1

Suppose I'm building a service to store all the secure or sensitive information that my other applications use. Think passwords, or private SSH keys. Under the old programming paradigm of 'do one thing really, really well', I want to make this service as ironclad as possible. I'm taking the following precautions:

  1. All data is encrypted in the database (duh)
  2. Stored data is randomly assigned to one of multiple databases (even if one database were compromised, not all the data is on that one)
  3. Access to data is controlled by specific token permissions - token A does not have permission to access token B's data and vice versa, and token C is the only one with permission to write data, A and B can only read it (for example)
  4. The actual service runs on AWS, so we have their 'physical' security precautions
  5. SSH access to production is permanently disabled - when a new deployment needs to go up, a script runs on AWS that spins up a brand new server. The server has a startup script that pulls the most recent build from Bitbucket and performs the necessary setup steps
  6. There is an actual dashboard to manage tokens etc. - this dashboard is protected by two-factor authentication (I get a code on my phone that I need to enter in when I want to login, in addition to username/password)

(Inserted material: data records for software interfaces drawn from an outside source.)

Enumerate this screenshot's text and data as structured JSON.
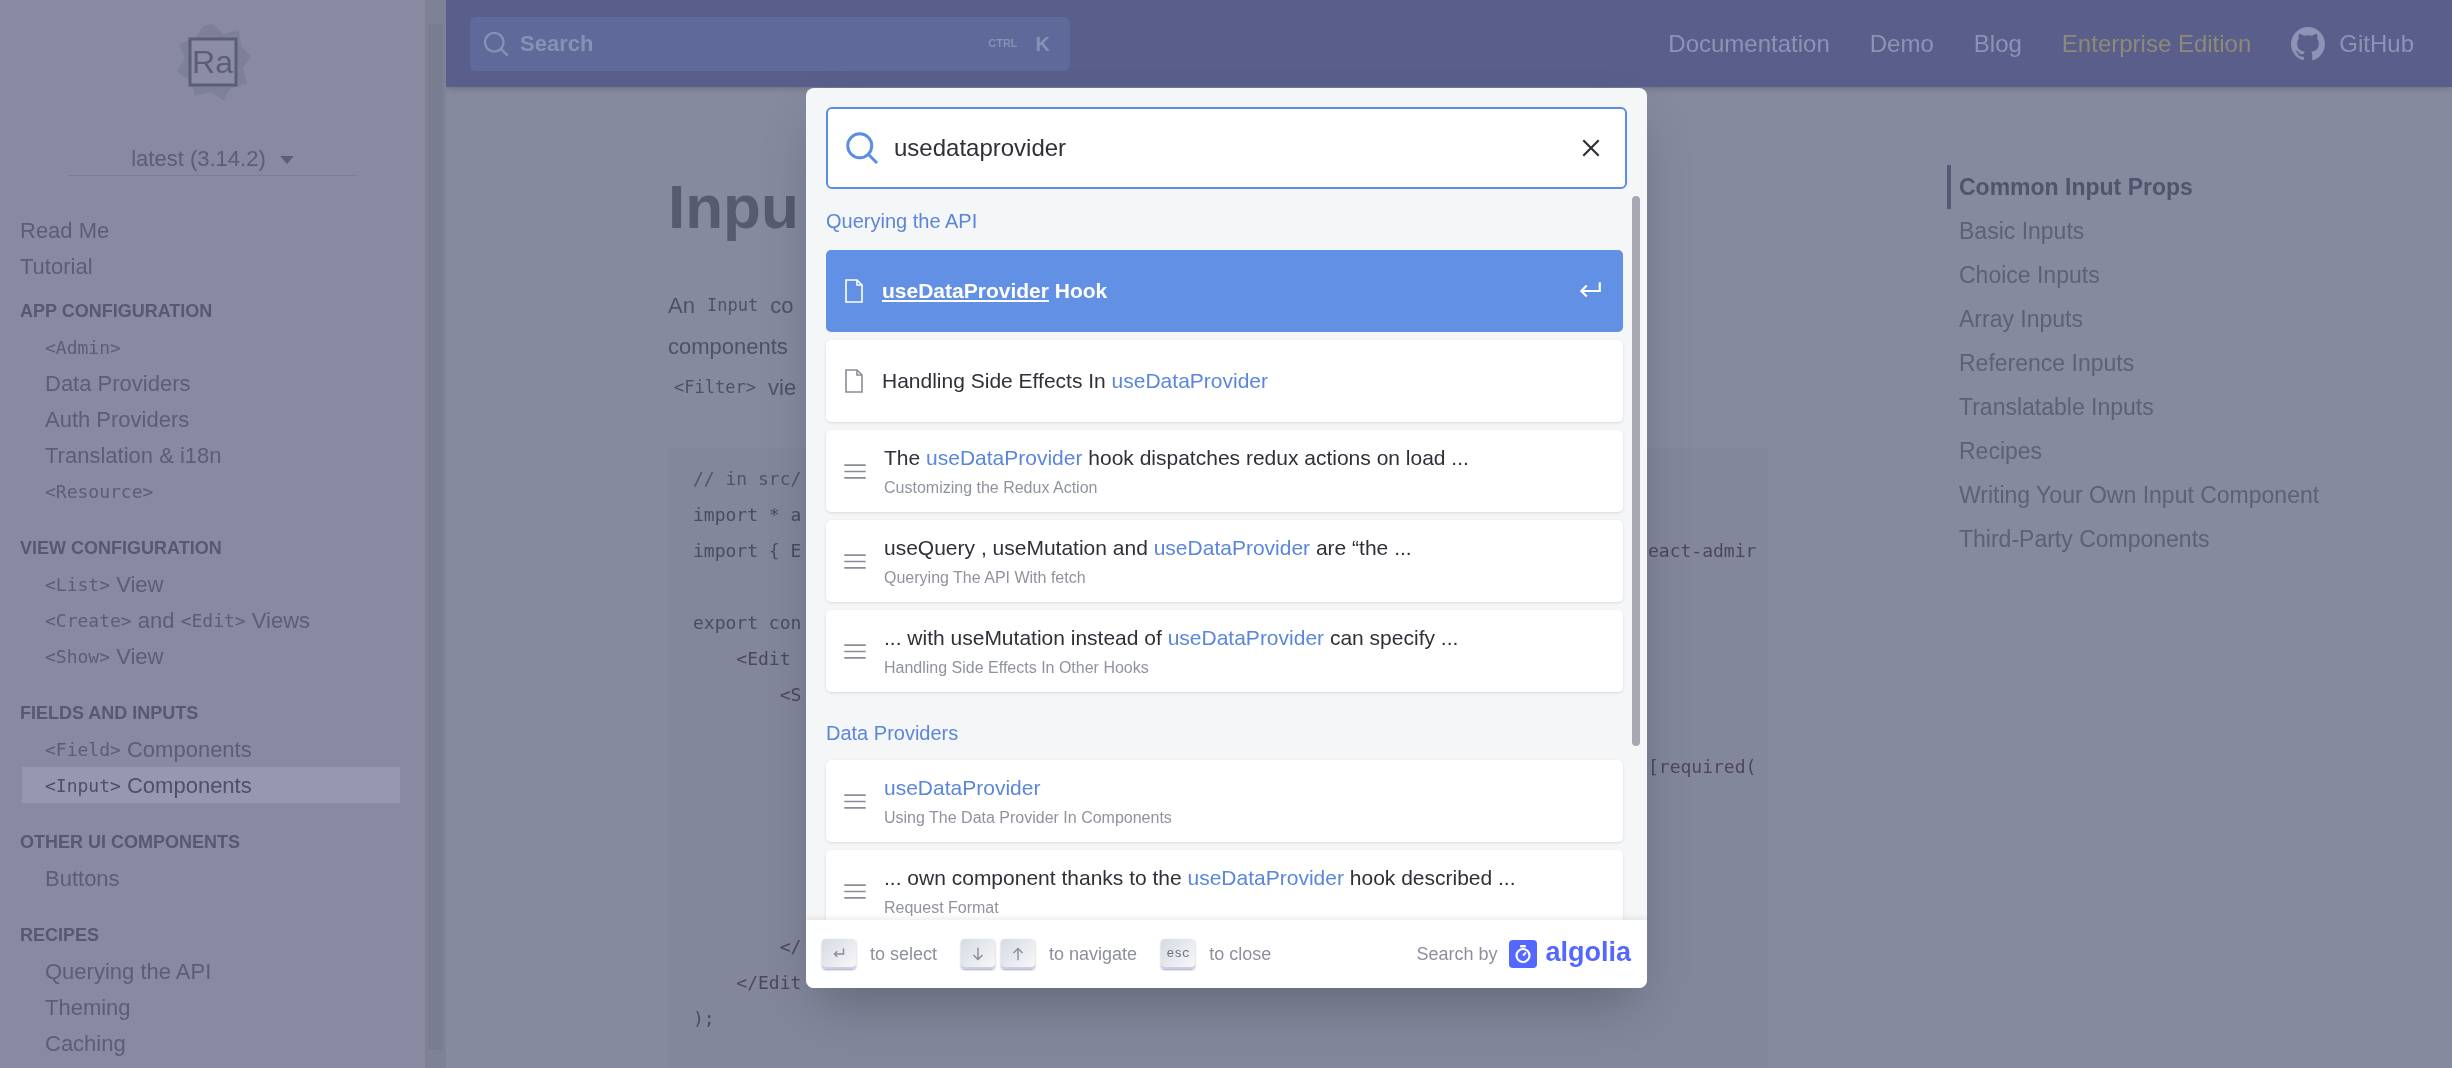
{
  "sidebar": {
    "logo": "Ra",
    "version": "latest (3.14.2)",
    "items": [
      {
        "kind": "link",
        "selected": false,
        "parts": [
          {
            "text": "Read Me"
          }
        ]
      },
      {
        "kind": "link",
        "selected": false,
        "parts": [
          {
            "text": "Tutorial"
          }
        ]
      },
      {
        "kind": "heading",
        "parts": [
          {
            "text": "APP CONFIGURATION"
          }
        ]
      },
      {
        "kind": "sublink",
        "selected": false,
        "parts": [
          {
            "text": "<Admin>",
            "code": true
          }
        ]
      },
      {
        "kind": "sublink",
        "selected": false,
        "parts": [
          {
            "text": "Data Providers"
          }
        ]
      },
      {
        "kind": "sublink",
        "selected": false,
        "parts": [
          {
            "text": "Auth Providers"
          }
        ]
      },
      {
        "kind": "sublink",
        "selected": false,
        "parts": [
          {
            "text": "Translation & i18n"
          }
        ]
      },
      {
        "kind": "sublink",
        "selected": false,
        "parts": [
          {
            "text": "<Resource>",
            "code": true
          }
        ]
      },
      {
        "kind": "heading",
        "parts": [
          {
            "text": "VIEW CONFIGURATION"
          }
        ]
      },
      {
        "kind": "sublink",
        "selected": false,
        "parts": [
          {
            "text": "<List>",
            "code": true
          },
          {
            "text": " View"
          }
        ]
      },
      {
        "kind": "sublink",
        "selected": false,
        "parts": [
          {
            "text": "<Create>",
            "code": true
          },
          {
            "text": " and "
          },
          {
            "text": "<Edit>",
            "code": true
          },
          {
            "text": " Views"
          }
        ]
      },
      {
        "kind": "sublink",
        "selected": false,
        "parts": [
          {
            "text": "<Show>",
            "code": true
          },
          {
            "text": " View"
          }
        ]
      },
      {
        "kind": "heading",
        "parts": [
          {
            "text": "FIELDS AND INPUTS"
          }
        ]
      },
      {
        "kind": "sublink",
        "selected": false,
        "parts": [
          {
            "text": "<Field>",
            "code": true
          },
          {
            "text": " Components"
          }
        ]
      },
      {
        "kind": "sublink",
        "selected": true,
        "parts": [
          {
            "text": "<Input>",
            "code": true
          },
          {
            "text": " Components"
          }
        ]
      },
      {
        "kind": "heading",
        "parts": [
          {
            "text": "OTHER UI COMPONENTS"
          }
        ]
      },
      {
        "kind": "sublink",
        "selected": false,
        "parts": [
          {
            "text": "Buttons"
          }
        ]
      },
      {
        "kind": "heading",
        "parts": [
          {
            "text": "RECIPES"
          }
        ]
      },
      {
        "kind": "sublink",
        "selected": false,
        "parts": [
          {
            "text": "Querying the API"
          }
        ]
      },
      {
        "kind": "sublink",
        "selected": false,
        "parts": [
          {
            "text": "Theming"
          }
        ]
      },
      {
        "kind": "sublink",
        "selected": false,
        "parts": [
          {
            "text": "Caching"
          }
        ]
      }
    ]
  },
  "header": {
    "search": {
      "placeholder": "Search",
      "keys": [
        "CTRL",
        "K"
      ]
    },
    "nav": [
      {
        "label": "Documentation",
        "kind": "link"
      },
      {
        "label": "Demo",
        "kind": "link"
      },
      {
        "label": "Blog",
        "kind": "link"
      },
      {
        "label": "Enterprise Edition",
        "kind": "highlight"
      },
      {
        "label": "GitHub",
        "kind": "github"
      }
    ]
  },
  "article": {
    "title": "Inpu",
    "intro": [
      [
        {
          "text": "An "
        },
        {
          "text": "Input",
          "code": true
        },
        {
          "text": " co"
        }
      ],
      [
        {
          "text": "components"
        }
      ],
      [
        {
          "text": "<Filter>",
          "code": true
        },
        {
          "text": " vie"
        }
      ]
    ],
    "code": [
      {
        "text": "// in src/",
        "kind": "comment"
      },
      {
        "text": "import * a",
        "kind": "plain"
      },
      {
        "text": "import { E",
        "kind": "plain",
        "tail": "eact-admir"
      },
      {
        "kind": "blank"
      },
      {
        "text": "export con",
        "kind": "plain"
      },
      {
        "text": "    <Edit ",
        "kind": "tag"
      },
      {
        "text": "        <S",
        "kind": "tag"
      },
      {
        "kind": "blank"
      },
      {
        "kind": "blank",
        "tail": "[required("
      },
      {
        "kind": "blank"
      },
      {
        "kind": "blank"
      },
      {
        "kind": "blank"
      },
      {
        "kind": "blank"
      },
      {
        "text": "        </",
        "kind": "tag"
      },
      {
        "text": "    </Edit",
        "kind": "tag"
      },
      {
        "text": ");",
        "kind": "plain"
      }
    ]
  },
  "toc": [
    {
      "label": "Common Input Props",
      "selected": true
    },
    {
      "label": "Basic Inputs",
      "selected": false
    },
    {
      "label": "Choice Inputs",
      "selected": false
    },
    {
      "label": "Array Inputs",
      "selected": false
    },
    {
      "label": "Reference Inputs",
      "selected": false
    },
    {
      "label": "Translatable Inputs",
      "selected": false
    },
    {
      "label": "Recipes",
      "selected": false
    },
    {
      "label": "Writing Your Own Input Component",
      "selected": false
    },
    {
      "label": "Third-Party Components",
      "selected": false
    }
  ],
  "search_modal": {
    "query": "usedataprovider",
    "sections": [
      {
        "title": "Querying the API",
        "hits": [
          {
            "kind": "page",
            "selected": true,
            "title": [
              {
                "text": "useDataProvider",
                "highlight": true
              },
              {
                "text": " Hook"
              }
            ]
          },
          {
            "kind": "page",
            "selected": false,
            "title": [
              {
                "text": "Handling Side Effects In "
              },
              {
                "text": "useDataProvider",
                "highlight": true
              }
            ]
          },
          {
            "kind": "content",
            "selected": false,
            "title": [
              {
                "text": "The "
              },
              {
                "text": "useDataProvider",
                "highlight": true
              },
              {
                "text": " hook dispatches redux actions on load ..."
              }
            ],
            "subtitle": "Customizing the Redux Action"
          },
          {
            "kind": "content",
            "selected": false,
            "title": [
              {
                "text": "useQuery , useMutation and "
              },
              {
                "text": "useDataProvider",
                "highlight": true
              },
              {
                "text": " are “the ..."
              }
            ],
            "subtitle": "Querying The API With fetch"
          },
          {
            "kind": "content",
            "selected": false,
            "title": [
              {
                "text": "... with useMutation instead of "
              },
              {
                "text": "useDataProvider",
                "highlight": true
              },
              {
                "text": " can specify ..."
              }
            ],
            "subtitle": "Handling Side Effects In Other Hooks"
          }
        ]
      },
      {
        "title": "Data Providers",
        "hits": [
          {
            "kind": "content",
            "selected": false,
            "title": [
              {
                "text": "useDataProvider",
                "highlight": true
              }
            ],
            "subtitle": "Using The Data Provider In Components"
          },
          {
            "kind": "content",
            "selected": false,
            "title": [
              {
                "text": "... own component thanks to the "
              },
              {
                "text": "useDataProvider",
                "highlight": true
              },
              {
                "text": " hook described ..."
              }
            ],
            "subtitle": "Request Format"
          }
        ]
      }
    ],
    "footer": {
      "commands": [
        {
          "keys": [
            {
              "kind": "enter"
            }
          ],
          "label": "to select"
        },
        {
          "keys": [
            {
              "kind": "down"
            },
            {
              "kind": "up"
            }
          ],
          "label": "to navigate"
        },
        {
          "keys": [
            {
              "kind": "text",
              "label": "esc"
            }
          ],
          "label": "to close"
        }
      ],
      "search_by": "Search by",
      "brand": "algolia"
    }
  }
}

This seems to me to be a fairly secure environment, but I can identify a couple vulnerabilities:

  1. My AWS account: If my AWS account were compromised, an attacker could easily edit the server startup script to do something malicious, or open up SSH access to the production server.
  2. My Bitbucket account: Likewise, if my Bitbucket account were compromised, an attacker could include malicious code in my project build, which would then be pulled by the server next time it deployed.

These are the obvious vulnerabilities - nonetheless, I'm not sure how to protect that avenue of attack. I'm also worried about not knowing what I don't know - are there any attack vectors I haven't considered, or flaws in my planned setup?

  • Why not use what AWS does really well? aws.amazon.com/secrets-manager – schroeder Nov 30 '18 at 15:27
  • I didn't even know that was a thing, I'll look into it! Thanks! I may want to continue forward with this project simply for the fun/learning angle, however. – CGriffin Nov 30 '18 at 15:39
  • For 1. you could use two-factor authentication on AWS and for 2. you could require signing your code with a certificate and configure the application server such that only signed code will run – AndyMac Nov 30 '18 at 16:03
  • I'm curious, are you doing this to build your own online password manager, for yourself? – reed Nov 30 '18 at 21:55
  • Sort of. In the course of building multiple other web applications, I've repeatedly found myself needing to store sensitive data - passwords from a password manager, private SSH keys from an application that needs to SSH into servers, API credentials from automated deployments. So I figured I'd build a central solution to do that so I wouldn't need to keep reinventing the wheel. – CGriffin Dec 1 '18 at 0:31

Your Answer

By clicking “Post Your Answer”, you agree to our terms of service, privacy policy and cookie policy

Browse other questions tagged or ask your own question.